A public records search provides small glimpses into his life. A U.S. Navy publication from 1970 shows he served on the USS Robert E. Byrd, a destroyer.
A marriage record from 1981 shows at the age of 39, he married a Lois Kimball, age 27, of De Soto. His residence then was listed as Jennings.
The 1950 U.S. census shows him as a 7-year-old living with parents Lawrence and Fern Openlander in the 5600 block of Chippewa in the Southhampton neighborhood.
Robert Openlander is the only child listed in Fern Openlander’s obituary, which was published in 1973.
The Rev. Suzanne Anderson-Hurdle, chaplain for Barnes-Jewish Hospital, gave Openlander’s eulogy under a shelter at Jefferson Barracks. The Patriot Guard’s flags flapped in a strong breeze as clouds rolled in.
“Though we may not know a lot about this man, we know he served. We know that he was loved,” Anderson-Hurdle said, “hopefully by parents who helped support him as he grew up, giving him a foundation on which to build his life. We hope he knew love of a partner or a spouse, children or nieces or nephews, extended family and chosen friends.”
A rifle party fired a three-volley salute. A bugler played taps. Two Navy sailors in white uniforms quietly and carefully folded an American flag. One kneeled to place the flag in White’s lap.
The flag will be kept in a case at the hospital, White said, waiting for family — if they ever come.
Please note: This content carries a strict local market embargo.
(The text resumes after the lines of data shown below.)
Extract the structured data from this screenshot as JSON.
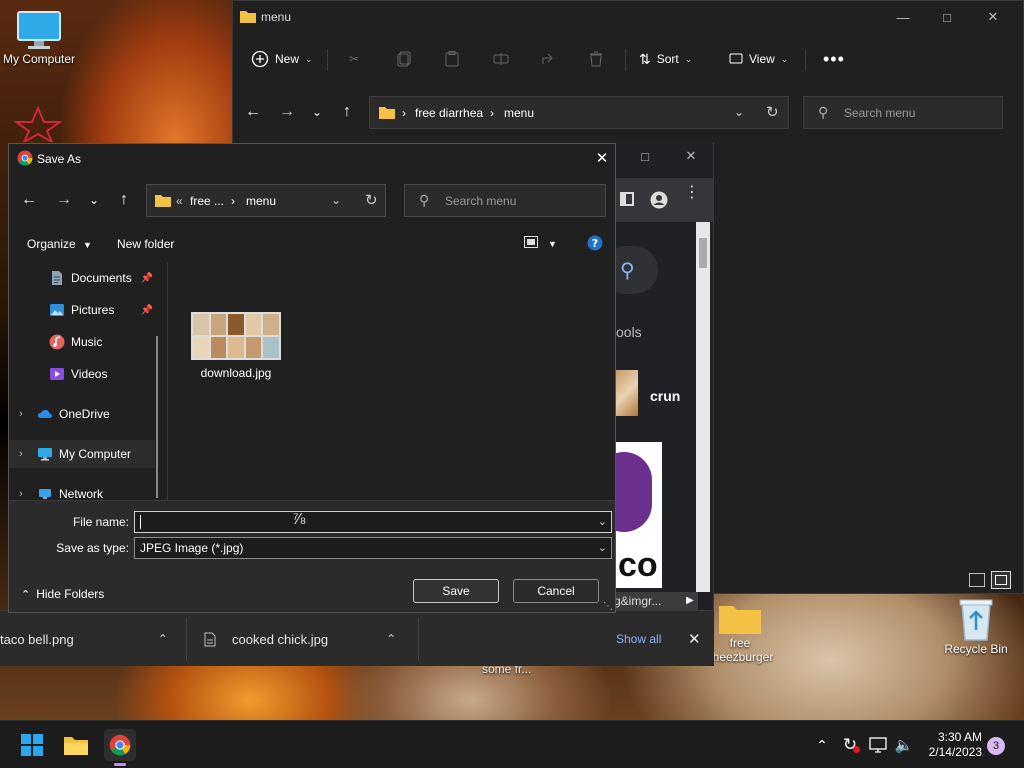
{
  "desktop": {
    "my_computer": "My Computer",
    "recycle_bin": "Recycle Bin",
    "folder_label": "free\ncheezburger",
    "folder_label_line1": "free",
    "folder_label_line2": "cheezburger",
    "behind_text": "some fr..."
  },
  "explorer": {
    "title": "menu",
    "new_label": "New",
    "sort_label": "Sort",
    "view_label": "View",
    "crumb1": "free diarrhea",
    "crumb2": "menu",
    "search_placeholder": "Search menu"
  },
  "chrome": {
    "tools_text": "ools",
    "result_text": "crun",
    "url_text": "g&imgr..."
  },
  "downloads": {
    "item1": "taco bell.png",
    "item2": "cooked chick.jpg",
    "show_all": "Show all"
  },
  "dialog": {
    "title": "Save As",
    "crumb_short": "free ...",
    "crumb_current": "menu",
    "search_placeholder": "Search menu",
    "organize": "Organize",
    "new_folder": "New folder",
    "nav": {
      "documents": "Documents",
      "pictures": "Pictures",
      "music": "Music",
      "videos": "Videos",
      "onedrive": "OneDrive",
      "my_computer": "My Computer",
      "network": "Network"
    },
    "file_name": "download.jpg",
    "file_name_label": "File name:",
    "file_name_value": "",
    "save_type_label": "Save as type:",
    "save_type_value": "JPEG Image (*.jpg)",
    "hide_folders": "Hide Folders",
    "save": "Save",
    "cancel": "Cancel"
  },
  "taskbar": {
    "time": "3:30 AM",
    "date": "2/14/2023",
    "notif_count": "3"
  },
  "colors": {
    "accent": "#4cc2ff",
    "dialog_bg": "#202020",
    "taskbar_bg": "#1c1c1c"
  }
}
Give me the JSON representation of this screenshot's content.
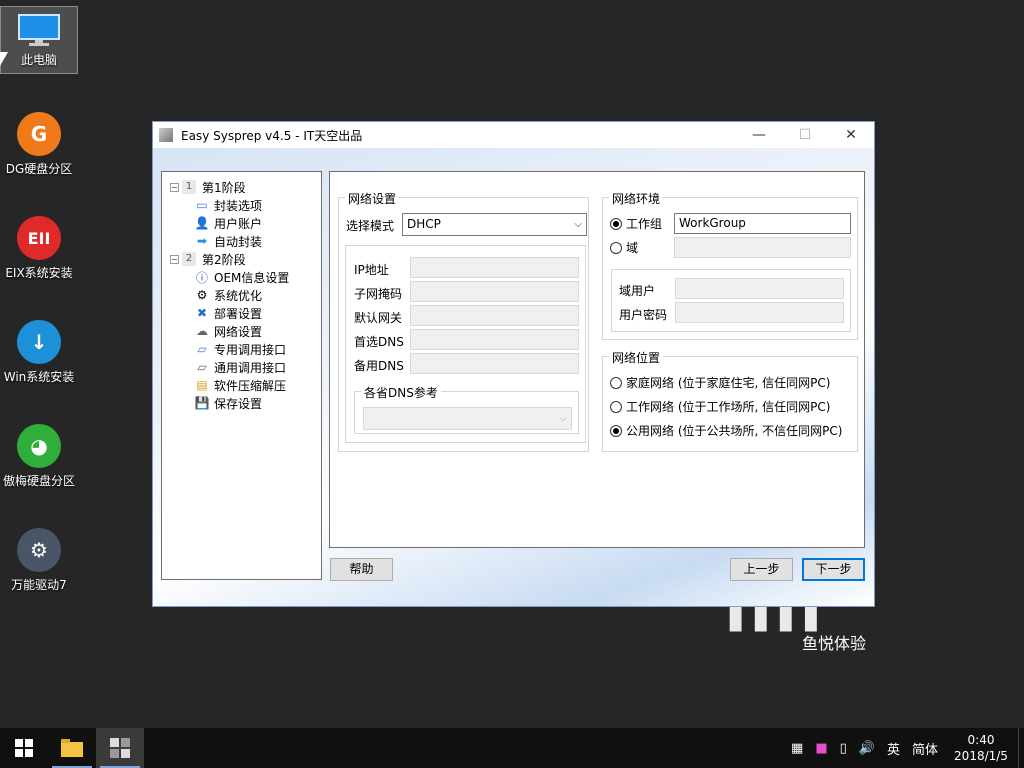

If you share the same market as the contributor of this article, you may not use it on any platform.